[MATERIAL SUPPLIED Boundary: Start]

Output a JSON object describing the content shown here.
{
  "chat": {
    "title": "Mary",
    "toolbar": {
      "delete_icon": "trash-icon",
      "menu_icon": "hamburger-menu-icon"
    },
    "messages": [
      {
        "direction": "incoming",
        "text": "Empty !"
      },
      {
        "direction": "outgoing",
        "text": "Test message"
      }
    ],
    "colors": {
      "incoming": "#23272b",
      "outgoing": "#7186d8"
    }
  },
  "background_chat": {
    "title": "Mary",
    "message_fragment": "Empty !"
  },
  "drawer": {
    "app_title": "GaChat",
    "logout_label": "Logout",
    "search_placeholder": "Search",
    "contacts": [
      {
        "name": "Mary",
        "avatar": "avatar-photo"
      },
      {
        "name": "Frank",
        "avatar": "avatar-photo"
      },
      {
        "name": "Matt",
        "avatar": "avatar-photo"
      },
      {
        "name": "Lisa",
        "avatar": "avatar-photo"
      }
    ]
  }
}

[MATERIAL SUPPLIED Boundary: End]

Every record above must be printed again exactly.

*SOLVED PROBLEM*:
Output a JSON object describing the content shown here.
{
  "chat": {
    "title": "Mary",
    "toolbar": {
      "delete_icon": "trash-icon",
      "menu_icon": "hamburger-menu-icon"
    },
    "messages": [
      {
        "direction": "incoming",
        "text": "Empty !"
      },
      {
        "direction": "outgoing",
        "text": "Test message"
      }
    ],
    "colors": {
      "incoming": "#23272b",
      "outgoing": "#7186d8"
    }
  },
  "background_chat": {
    "title": "Mary",
    "message_fragment": "Empty !"
  },
  "drawer": {
    "app_title": "GaChat",
    "logout_label": "Logout",
    "search_placeholder": "Search",
    "contacts": [
      {
        "name": "Mary",
        "avatar": "avatar-photo"
      },
      {
        "name": "Frank",
        "avatar": "avatar-photo"
      },
      {
        "name": "Matt",
        "avatar": "avatar-photo"
      },
      {
        "name": "Lisa",
        "avatar": "avatar-photo"
      }
    ]
  }
}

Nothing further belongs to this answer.